Peter was deeply troubled. Only one person could possibly help him, the old wizard Yurggl.

So Peter walked through the enchanted forest, nervously watching the shining eyes of the many ghouls and goblins silently observing from the branches. He had good reason to be nervous. For only last week a small boy had entered the trees and a week later all that remained of him was a pile of bones.

What possessed young Peter to take such a terrible risk by walking through the forest? Well, Peter was in love, in love with a beautiful and yet capricious princess, Helen. She had agreed to marry him but on one condition, he must first remove a limb from a member of his family. The wretch was so smitten that he could not live without the ethically challenged yet gorgeous Helen.

After his worrying journey Peter arrived at the gnarled and hyper-intelligent Yurggl's workshop. Accompanying the wizard was his young apprentice "Bill". Peter could see immediately that Bill was in fact a rather attractive young woman disguised as a man. A secret Yurggl's failing eyes had yet to learn.

Yurggl was busy and listened impatiently to Peter's story.

Bah! Love! What do I care for your foolish romance.

Abruptly, the wizard signalled that he had heard enough and indicated that Peter should speak to Bill as he had work to do and no time for nonsense.

So Peter poured out his tormented heart to Bill, explaining his sorry predicament, saying that surely only some wizardry come save him from a life of loneliness and despair. When Peter talked about Princess Helen the wizard's assistant agreed that she was indeed surely the fairest of them all, and if Bill was really a man Peter would have sworn that was a look of lust upon his face.

Up until then Peter had been so obsessed with his own problems that he hadn't sated his curiosity about the cross-dressing Bill. But now he could contain himself no longer. "Bill" turned out to be Leda. She explained that only boys were allowed to be wizards and as a girl the only sorcerous options open to her were in the witching line. Leda said she had a powerful dislike of black cats and broomsticks and so felt compelled to lead this double-life.

Leda was glad that Peter had taken some interest in her and, to be truthful, Peter were his heart not already set on another, would surely have run to the ends of the earth for her. For even in disguise it was clear that she was both beautiful and a good listener. Leda agreed to help Peter and swing things with the old Wizard. Leave it to me she said. But first I need to know all about your family members. After Peter had told Leda about about his brother, sister, mother and uncle Leda left for a brain-storming session with Yurggl.

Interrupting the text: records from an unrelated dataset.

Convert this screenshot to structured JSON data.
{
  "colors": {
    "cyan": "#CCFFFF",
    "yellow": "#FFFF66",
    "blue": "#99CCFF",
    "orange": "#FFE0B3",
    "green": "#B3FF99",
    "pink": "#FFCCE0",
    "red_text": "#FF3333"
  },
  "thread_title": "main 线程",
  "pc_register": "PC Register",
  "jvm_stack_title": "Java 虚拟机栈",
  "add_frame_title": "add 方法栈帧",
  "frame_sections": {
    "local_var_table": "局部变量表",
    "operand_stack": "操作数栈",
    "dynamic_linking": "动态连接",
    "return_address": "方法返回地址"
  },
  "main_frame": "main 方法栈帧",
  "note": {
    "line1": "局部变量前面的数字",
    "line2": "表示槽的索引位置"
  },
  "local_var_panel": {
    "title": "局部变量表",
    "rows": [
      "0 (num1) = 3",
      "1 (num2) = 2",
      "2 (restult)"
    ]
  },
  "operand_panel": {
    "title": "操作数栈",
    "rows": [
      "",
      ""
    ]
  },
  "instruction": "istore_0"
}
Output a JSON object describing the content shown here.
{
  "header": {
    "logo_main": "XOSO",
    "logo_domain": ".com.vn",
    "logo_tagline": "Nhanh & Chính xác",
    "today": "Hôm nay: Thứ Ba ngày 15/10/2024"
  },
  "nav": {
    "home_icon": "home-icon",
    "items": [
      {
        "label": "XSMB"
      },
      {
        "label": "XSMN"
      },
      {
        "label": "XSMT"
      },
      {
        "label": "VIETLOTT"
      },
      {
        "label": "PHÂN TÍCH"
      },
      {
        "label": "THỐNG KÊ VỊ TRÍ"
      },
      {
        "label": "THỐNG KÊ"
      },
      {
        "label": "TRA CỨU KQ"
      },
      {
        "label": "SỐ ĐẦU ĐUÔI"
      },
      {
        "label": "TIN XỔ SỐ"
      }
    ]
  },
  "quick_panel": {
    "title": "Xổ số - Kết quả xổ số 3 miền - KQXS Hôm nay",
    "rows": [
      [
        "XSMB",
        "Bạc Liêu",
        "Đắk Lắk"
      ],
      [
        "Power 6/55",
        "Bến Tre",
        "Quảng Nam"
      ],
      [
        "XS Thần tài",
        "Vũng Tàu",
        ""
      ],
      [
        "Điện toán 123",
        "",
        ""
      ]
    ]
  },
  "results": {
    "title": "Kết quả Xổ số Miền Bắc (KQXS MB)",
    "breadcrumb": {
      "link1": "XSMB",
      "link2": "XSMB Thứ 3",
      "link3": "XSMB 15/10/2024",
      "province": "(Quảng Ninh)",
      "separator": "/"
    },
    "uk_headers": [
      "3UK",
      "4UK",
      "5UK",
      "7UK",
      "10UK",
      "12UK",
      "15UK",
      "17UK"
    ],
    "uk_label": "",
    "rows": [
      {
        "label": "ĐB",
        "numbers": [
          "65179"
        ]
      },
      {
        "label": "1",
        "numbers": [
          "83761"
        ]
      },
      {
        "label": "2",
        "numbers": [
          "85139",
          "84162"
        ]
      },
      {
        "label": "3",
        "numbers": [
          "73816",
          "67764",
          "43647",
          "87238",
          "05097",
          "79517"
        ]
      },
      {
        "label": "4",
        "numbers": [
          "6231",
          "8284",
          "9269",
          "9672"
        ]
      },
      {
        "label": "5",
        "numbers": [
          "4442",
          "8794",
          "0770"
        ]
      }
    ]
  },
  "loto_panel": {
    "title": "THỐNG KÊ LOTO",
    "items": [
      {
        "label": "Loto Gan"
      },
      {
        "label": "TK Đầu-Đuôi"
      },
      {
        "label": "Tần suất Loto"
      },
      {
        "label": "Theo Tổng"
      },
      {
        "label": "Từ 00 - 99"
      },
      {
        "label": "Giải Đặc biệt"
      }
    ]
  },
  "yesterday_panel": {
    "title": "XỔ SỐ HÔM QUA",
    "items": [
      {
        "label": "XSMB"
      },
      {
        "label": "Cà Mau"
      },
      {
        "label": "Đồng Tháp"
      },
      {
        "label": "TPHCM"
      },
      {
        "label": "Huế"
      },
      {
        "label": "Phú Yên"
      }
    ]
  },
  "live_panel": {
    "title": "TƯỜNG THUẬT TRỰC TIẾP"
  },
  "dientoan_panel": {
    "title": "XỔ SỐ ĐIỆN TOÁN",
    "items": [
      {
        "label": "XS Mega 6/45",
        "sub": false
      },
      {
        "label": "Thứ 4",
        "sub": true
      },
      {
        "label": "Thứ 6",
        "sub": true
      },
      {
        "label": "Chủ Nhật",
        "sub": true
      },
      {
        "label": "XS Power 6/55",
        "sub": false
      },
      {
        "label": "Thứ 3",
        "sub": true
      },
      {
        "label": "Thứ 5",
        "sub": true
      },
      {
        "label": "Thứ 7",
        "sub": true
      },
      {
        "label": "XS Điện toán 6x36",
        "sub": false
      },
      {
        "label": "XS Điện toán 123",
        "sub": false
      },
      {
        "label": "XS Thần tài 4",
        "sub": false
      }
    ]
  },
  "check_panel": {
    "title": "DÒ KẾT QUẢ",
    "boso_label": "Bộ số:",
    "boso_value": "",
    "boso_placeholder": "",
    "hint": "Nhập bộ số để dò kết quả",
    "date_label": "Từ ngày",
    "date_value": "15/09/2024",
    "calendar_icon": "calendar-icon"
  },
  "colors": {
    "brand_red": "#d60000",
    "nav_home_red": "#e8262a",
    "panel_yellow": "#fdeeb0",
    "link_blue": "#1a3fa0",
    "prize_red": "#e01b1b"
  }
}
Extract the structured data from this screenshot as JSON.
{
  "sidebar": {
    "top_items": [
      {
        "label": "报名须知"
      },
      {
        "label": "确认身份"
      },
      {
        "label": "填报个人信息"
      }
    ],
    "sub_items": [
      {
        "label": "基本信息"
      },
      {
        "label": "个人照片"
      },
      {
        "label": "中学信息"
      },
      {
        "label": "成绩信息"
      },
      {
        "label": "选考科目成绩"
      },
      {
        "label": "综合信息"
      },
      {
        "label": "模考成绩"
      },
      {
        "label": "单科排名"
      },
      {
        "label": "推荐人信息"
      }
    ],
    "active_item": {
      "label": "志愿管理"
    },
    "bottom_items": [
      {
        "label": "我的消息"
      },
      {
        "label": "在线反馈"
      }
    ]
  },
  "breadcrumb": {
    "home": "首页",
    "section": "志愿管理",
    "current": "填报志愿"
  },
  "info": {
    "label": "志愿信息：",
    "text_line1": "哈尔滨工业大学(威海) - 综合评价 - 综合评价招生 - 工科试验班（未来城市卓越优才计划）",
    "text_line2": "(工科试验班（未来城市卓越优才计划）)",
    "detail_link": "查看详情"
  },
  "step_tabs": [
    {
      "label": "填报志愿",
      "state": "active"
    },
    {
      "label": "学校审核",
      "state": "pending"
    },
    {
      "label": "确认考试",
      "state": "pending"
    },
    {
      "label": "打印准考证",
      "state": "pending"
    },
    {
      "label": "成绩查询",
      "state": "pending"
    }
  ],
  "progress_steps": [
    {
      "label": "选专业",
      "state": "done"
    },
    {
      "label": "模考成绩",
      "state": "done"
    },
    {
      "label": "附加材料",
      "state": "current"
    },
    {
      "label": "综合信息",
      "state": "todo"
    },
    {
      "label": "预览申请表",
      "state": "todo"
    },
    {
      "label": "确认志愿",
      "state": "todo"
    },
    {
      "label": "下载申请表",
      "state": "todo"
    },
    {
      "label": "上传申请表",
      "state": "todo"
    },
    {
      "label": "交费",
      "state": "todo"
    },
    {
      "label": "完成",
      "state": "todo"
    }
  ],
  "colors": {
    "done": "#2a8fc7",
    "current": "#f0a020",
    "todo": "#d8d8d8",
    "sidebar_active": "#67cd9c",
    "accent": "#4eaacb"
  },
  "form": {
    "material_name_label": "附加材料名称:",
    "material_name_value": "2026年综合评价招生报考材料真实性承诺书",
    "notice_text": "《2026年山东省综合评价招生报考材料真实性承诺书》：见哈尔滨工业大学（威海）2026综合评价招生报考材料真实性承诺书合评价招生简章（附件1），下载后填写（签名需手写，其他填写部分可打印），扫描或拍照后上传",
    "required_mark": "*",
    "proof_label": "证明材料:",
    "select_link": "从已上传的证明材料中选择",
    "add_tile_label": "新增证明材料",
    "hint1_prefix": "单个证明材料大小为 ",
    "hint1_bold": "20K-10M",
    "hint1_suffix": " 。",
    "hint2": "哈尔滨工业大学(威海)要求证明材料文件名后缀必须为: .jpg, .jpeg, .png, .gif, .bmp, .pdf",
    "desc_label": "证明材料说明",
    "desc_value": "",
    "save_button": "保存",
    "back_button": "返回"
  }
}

After an hour, although it seemed much longer to the desparately pining Peter, she returned smiling.

Fear not dearest Peter, for all your problems are over!
Leda explained to him that this was a job that she could manage with her own apprentice wizard powers and that she would be happy to oblige for only a minimal fee. Peter was beside himself with gratitude.

The next day Peter had an audience with the good-looking yet frankly psychopathic Helen. He was accompanied by Leda and limping uncle Bob, the old sea dog. Although Helen didn't know it, Bob had a wooden leg, after an amputation at sea. Leda's plan was to use her unearthly powers to make the wooden leg appear real, fooling the less than saintly Helen.

The princess tapped her foot, impatient for the gorefest to begin. Leda quickly murmured her spell and began to saw at Bob's leg with an evil-looking, serrated blade of the purest silver. Bob screamed and shouted as if in the most apalling pain. Peter thought to himself that this was really quite convincing and much better than anything Bob had managed in the run-through. Peter glanced at Leda. He thought crossly to himself that she really shouldn't look as though she was enjoying herself quite so much. That might give the game away. All the same he could understand her amusement, Bob's acting was rather comic.

Abruptly Bob, perhaps rather over-doing it at this stage spasmed in seeming agony and his arm struck Leda's knife-hand. At once Peter felt indescribable pain that was all too real. For Leda's knife had sliced through his finest trousers and lopped his penis straight off! As Peter lost consciousness with the fearful agony and loss of blood he saw a look of the purest horror on poor Leda's face.

But Peter in his faint was mistaken! The look of horror on Leda's face was in fact a smirk aimed at Princess Helen. For Leda was as dark in nature as she was fair in face. Her treacheries had been manifold, but chief amongst these (to Bob's reckoning) was that she had in fact sawed off his good leg! Bob's cries had sadly been all too genuine. Her evil plan had not included the further amputation of Peter's organ but she regarded this as a rather amusing bonus.

Princess Helen at once recognised in Leda a kindred spirit both ethically and sexually and they lived happily every after. Bob died of his agonising pain and poor Peter left the country to live out his days as a bitter and twisted eunuch, unable to find happiness.

Log in or register to write something here or to contact authors.